Golf instruction has gone high-tech, as teaching pros find that the extra cost for new tools that go well beyond the capabilities of one-dimensional video can be justified by faster and more precise analysis of all that goes into a student’s swing.
Offering players a chance to discover and enjoy the game with less difficulty, cost and time can provide more choices, fun—and play.
Golf instruction has moved well beyond just watching students bang buckets of balls on the range; modern technology now makes it possible to do a better job of analyzing, and fixing, swings—sometimes without even being at the same site.
Combined golf-and-fishing competitions, “deck putting,” and tournaments with twists and attractions geared to charitable causes and special tributes are just some of the ways clubs and courses now seek to avoid having too much of the “same old, same old” on their annual calendars.
As the numbers show growth in women’s participation in golf, courses and clubs are adding heavier doses of instructional programming to complement the traditional low-key, more casual outreach efforts.

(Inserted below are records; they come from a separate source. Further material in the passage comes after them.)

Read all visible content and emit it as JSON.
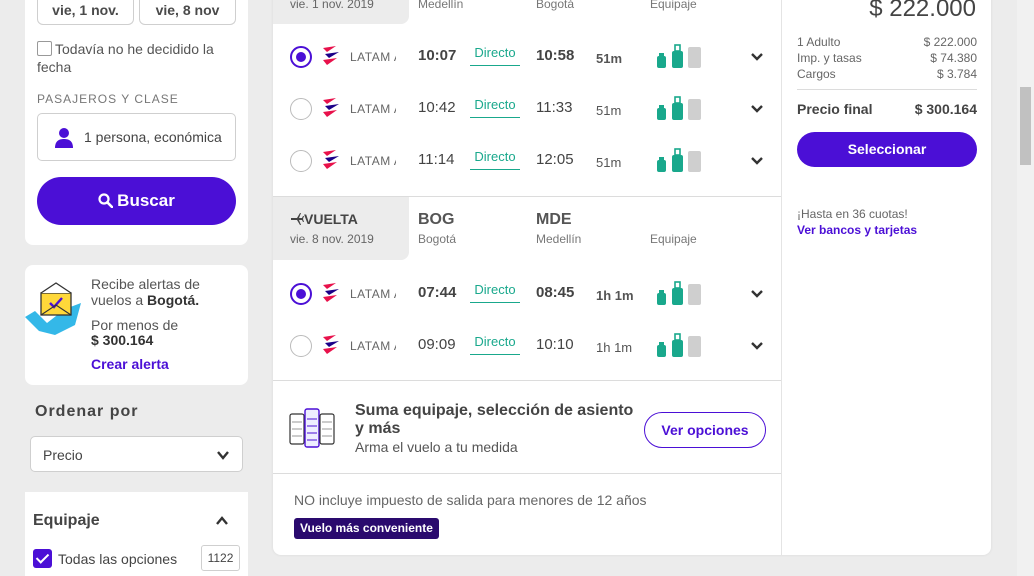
{
  "search": {
    "depart_date": "vie, 1 nov.",
    "return_date": "vie, 8 nov",
    "undecided_label": "Todavía no he decidido la fecha",
    "pax_title": "PASAJEROS Y CLASE",
    "pax_value": "1 persona, económica",
    "search_button": "Buscar"
  },
  "alert": {
    "line1": "Recibe alertas de vuelos a",
    "city": "Bogotá.",
    "under_label": "Por menos de",
    "price": "$ 300.164",
    "link": "Crear alerta"
  },
  "order": {
    "title": "Ordenar por",
    "selected": "Precio"
  },
  "filters": {
    "equip_title": "Equipaje",
    "all_options": "Todas las opciones",
    "all_count": "1122"
  },
  "outbound": {
    "date": "vie. 1 nov. 2019",
    "from_city": "Medellín",
    "to_city": "Bogotá",
    "baggage": "Equipaje",
    "rows": [
      {
        "airline": "LATAM Airlines",
        "dep": "10:07",
        "stops": "Directo",
        "arr": "10:58",
        "dur": "51m"
      },
      {
        "airline": "LATAM Airlines",
        "dep": "10:42",
        "stops": "Directo",
        "arr": "11:33",
        "dur": "51m"
      },
      {
        "airline": "LATAM Airlines",
        "dep": "11:14",
        "stops": "Directo",
        "arr": "12:05",
        "dur": "51m"
      }
    ]
  },
  "inbound": {
    "label": "VUELTA",
    "date": "vie. 8 nov. 2019",
    "from_code": "BOG",
    "from_city": "Bogotá",
    "to_code": "MDE",
    "to_city": "Medellín",
    "baggage": "Equipaje",
    "rows": [
      {
        "airline": "LATAM Airlines",
        "dep": "07:44",
        "stops": "Directo",
        "arr": "08:45",
        "dur": "1h 1m"
      },
      {
        "airline": "LATAM Airlines",
        "dep": "09:09",
        "stops": "Directo",
        "arr": "10:10",
        "dur": "1h 1m"
      }
    ]
  },
  "extras": {
    "title": "Suma equipaje, selección de asiento y más",
    "subtitle": "Arma el vuelo a tu medida",
    "button": "Ver opciones"
  },
  "notice": "NO incluye impuesto de salida para menores de 12 años",
  "badge": "Vuelo más conveniente",
  "price": {
    "total_top": "$ 222.000",
    "adult_label": "1 Adulto",
    "adult_value": "$ 222.000",
    "taxes_label": "Imp. y tasas",
    "taxes_value": "$ 74.380",
    "charges_label": "Cargos",
    "charges_value": "$ 3.784",
    "final_label": "Precio final",
    "final_value": "$ 300.164",
    "select_button": "Seleccionar",
    "quotas": "¡Hasta en 36 cuotas!",
    "banks_link": "Ver bancos y tarjetas"
  },
  "colors": {
    "accent": "#4b0fd6",
    "direct": "#19a88c",
    "badge": "#2a0a6e"
  }
}
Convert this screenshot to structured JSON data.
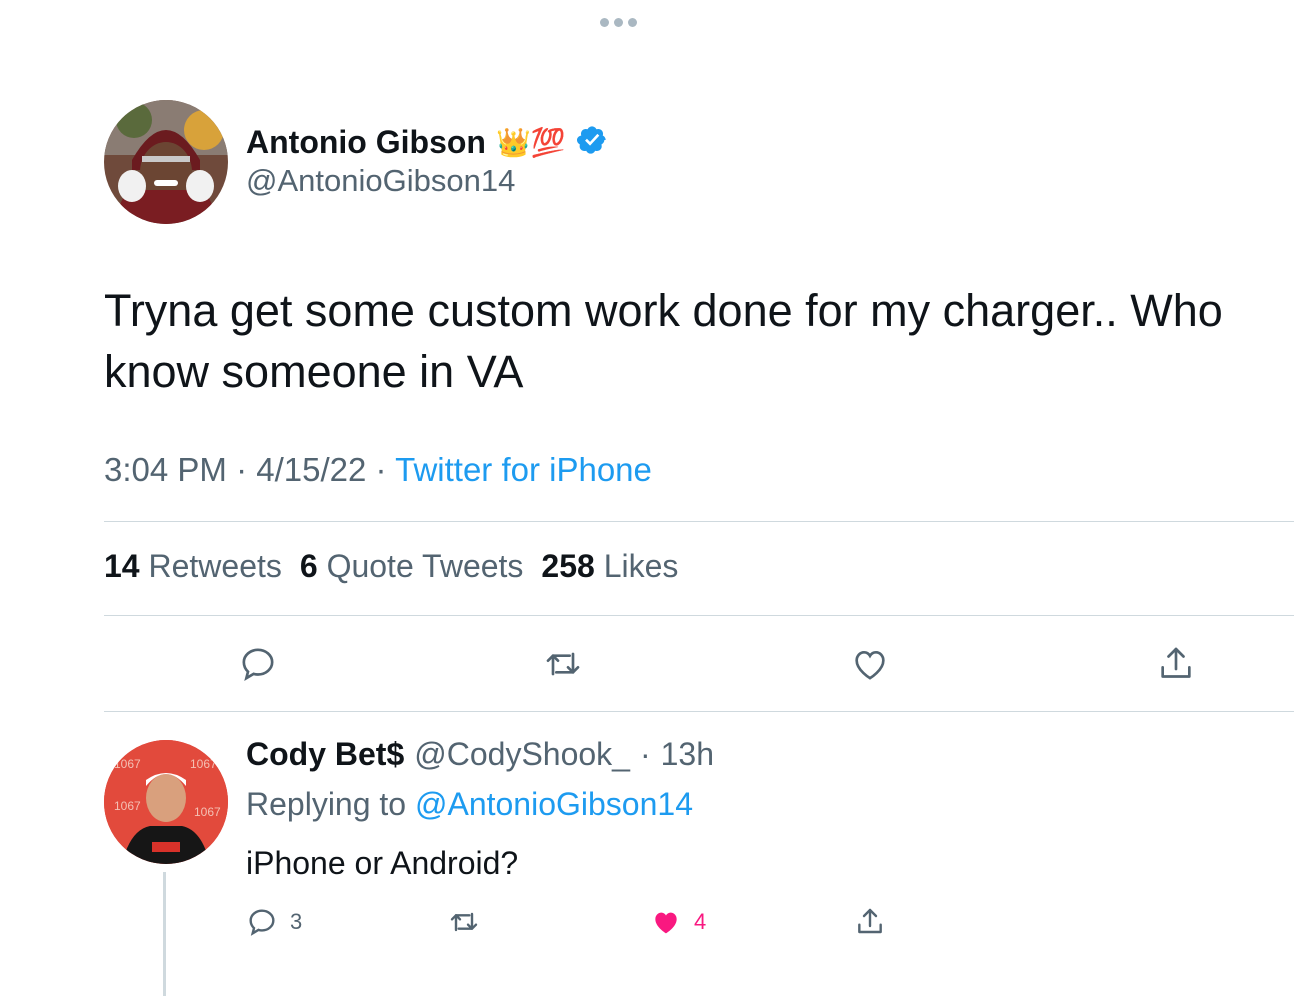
{
  "colors": {
    "accent": "#1d9bf0",
    "muted": "#536471",
    "like": "#f91880",
    "text": "#0f1419",
    "divider": "#cfd9de"
  },
  "tweet": {
    "author_name": "Antonio Gibson",
    "author_emoji": "👑💯",
    "handle": "@AntonioGibson14",
    "verified_icon": "verified-badge-icon",
    "text": "Tryna get some custom work done for my charger.. Who know someone in VA",
    "time": "3:04 PM",
    "date": "4/15/22",
    "source": "Twitter for iPhone",
    "sep": "·"
  },
  "stats": {
    "retweets_count": "14",
    "retweets_label": "Retweets",
    "quotes_count": "6",
    "quotes_label": "Quote Tweets",
    "likes_count": "258",
    "likes_label": "Likes"
  },
  "actions": {
    "reply_icon": "reply-icon",
    "retweet_icon": "retweet-icon",
    "like_icon": "heart-icon",
    "share_icon": "share-icon"
  },
  "reply": {
    "author_name": "Cody Bet$",
    "handle": "@CodyShook_",
    "sep": "·",
    "time": "13h",
    "replying_prefix": "Replying to",
    "replying_to": "@AntonioGibson14",
    "text": "iPhone or Android?",
    "reply_count": "3",
    "like_count": "4"
  }
}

Junior golf programs are growing up, as more targeted and relevant approaches are helping to overcome the next generations’ initial aversions to the game.